A Bump in the Road: An Update on the Waymo v. Uber Litigation

3 minute read | April.15.2017

The Waymo v. Uber trade secrets litigation has been underway for less than two months but the case has already hit quite few speed bumps with multiple discovery battles, Waymo’s efforts to obtain a preliminary injunction from Judge William Alsup of Northern District of California, a fight over arbitration, assertions of 5th Amendment rights, and now an appeal to the Federal Circuit that has temporarily halted a portion of the district court proceedings.

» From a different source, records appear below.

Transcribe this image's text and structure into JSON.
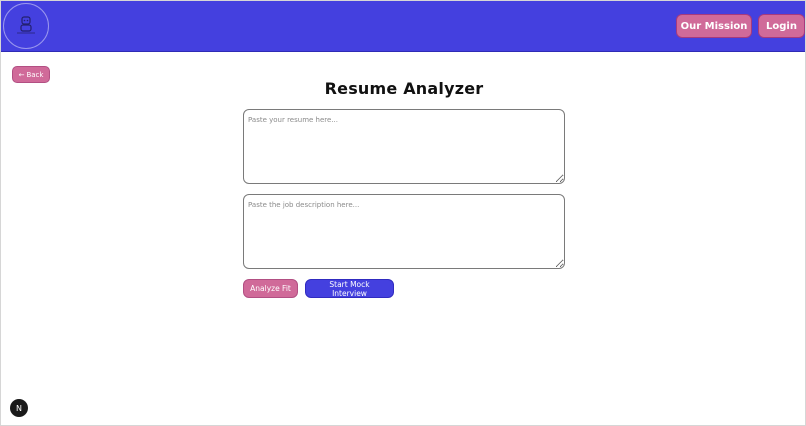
{
  "header": {
    "logo_icon": "mascot-logo-icon",
    "nav": {
      "mission_label": "Our Mission",
      "login_label": "Login"
    }
  },
  "back": {
    "arrow": "←",
    "label": "Back"
  },
  "main": {
    "title": "Resume Analyzer",
    "resume_placeholder": "Paste your resume here...",
    "job_placeholder": "Paste the job description here...",
    "resume_value": "",
    "job_value": "",
    "analyze_label": "Analyze Fit",
    "interview_label": "Start Mock Interview"
  },
  "dev_badge": {
    "letter": "N"
  },
  "colors": {
    "primary": "#4440df",
    "accent": "#d06a99",
    "text": "#111111"
  }
}
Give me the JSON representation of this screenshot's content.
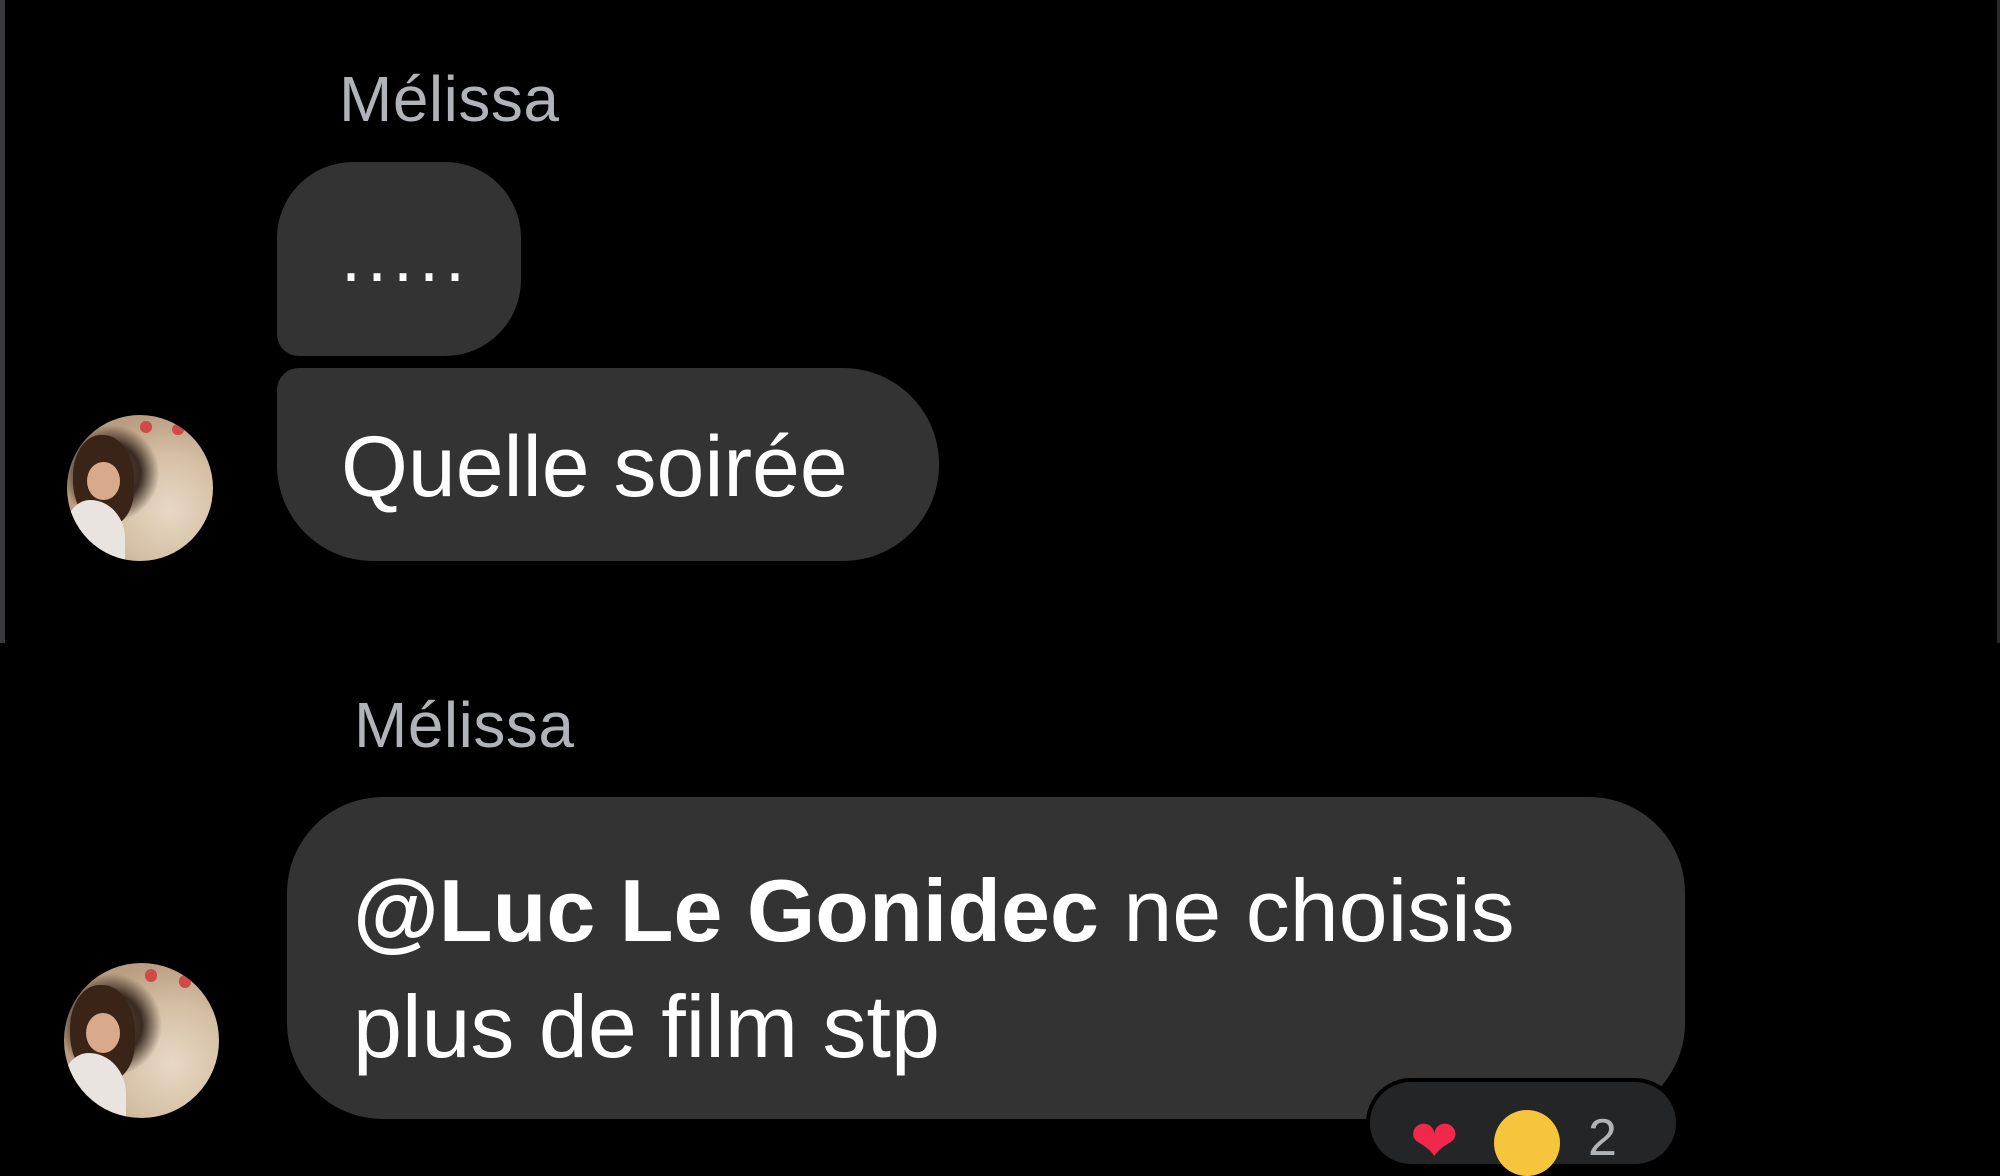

As a quick recap of how we got here, Waymo alleges that one of its former key managers in charge of Waymo’s driverless car business, Anthony Levandowski, downloaded more than 14,000 files to start a competing company—Otto—that Uber later purchased.  The key technology relates to a LiDAR system, which is mounted on top of the car and gives the driverless car the ability to “see” other cars and obstacles.  Waymo is seeking a preliminary injunction enjoining Uber from using or disclosing any of Waymo’s trade secrets and from selling any devices based on Waymo’s patents.  In aid of the PI hearing on May 3, 2017, the parties are engaging in expedited discovery. Since this case started, the docket has been quite active and full of interesting, thorny legal issues.

During the proceedings, Levandowski asserted his 5th Amendment privilege against self-incrimination.  Waymo did not name him as a defendant in this action and is instead battling Levandowski in arbitration.  Uber wants this action to also play out in arbitration but the court hasn’t yet decided which forum gets to keep the case.

Uber contends that none of those 14,000 documents has made its way onto Uber’s servers and devices. But without Levandowski’s testimony, Uber cannot—at this time—explain why Levandowski downloaded the 14,000 documents or what he has or has not done with them.  Uber further argues that it cannot be using Waymo’s trade secrets because Waymo uses a single-lens LiDAR whereas Uber uses a four-lens device.  The court also ordered Uber to submit to an inspection of its LiDAR sensors by an expert and attorney of Waymo’s choosing.

In earlier proceedings, Judge Alsup appeared skeptical of the defendants’ claims, at one point, stating, “I have never seen a record this strong in 42 years.”  He further suggested that Waymo’s PI request “could lead to a preliminary injunction that Levandowski cannot work on this project any more until this case is over.”  Considering that Levandowski is one of the most experienced engineers in this space, such an order would likely harm Uber’s efforts to develop its driverless car technology.

But before we can even get to the upcoming PI hearing, the Fed Circuit will first weigh in on whether Levandowski’s 5th Amendment rights can protect a mysterious “due diligence report.”  This due diligence report was prepared prior to the sale of Otto.  Levandowski intervened in this action to prevent Uber from disclosing on a privilege log info about the report including the author of the report, which Levandowski contends will violate his 5th Amendment privilege.  It appears the report contains reference to the documents that Levandowski downloaded. On April 10, 2017, Judge Alsup ruled that Levandowski’s 5th Amendment right does not prevent Uber from complying with the typical requirements of the priv log.  But before things could get much further, Levandowski appealed the order to the Federal Circuit (which has jurisdiction because of the patent claims in Waymo’s complaint).  The Fed Circuit has stayed Judge Alsup’s order and asked the parties to finish briefing today.  This could be a real short stay if Waymo convinces the Fed Circuit that there’s no substance to Levandowski’s appeal.

Regardless of the length of the stay, it’s clear that these parties are in for a long, contested, and interesting battle.  We’ll keep you posted on how this all plays out.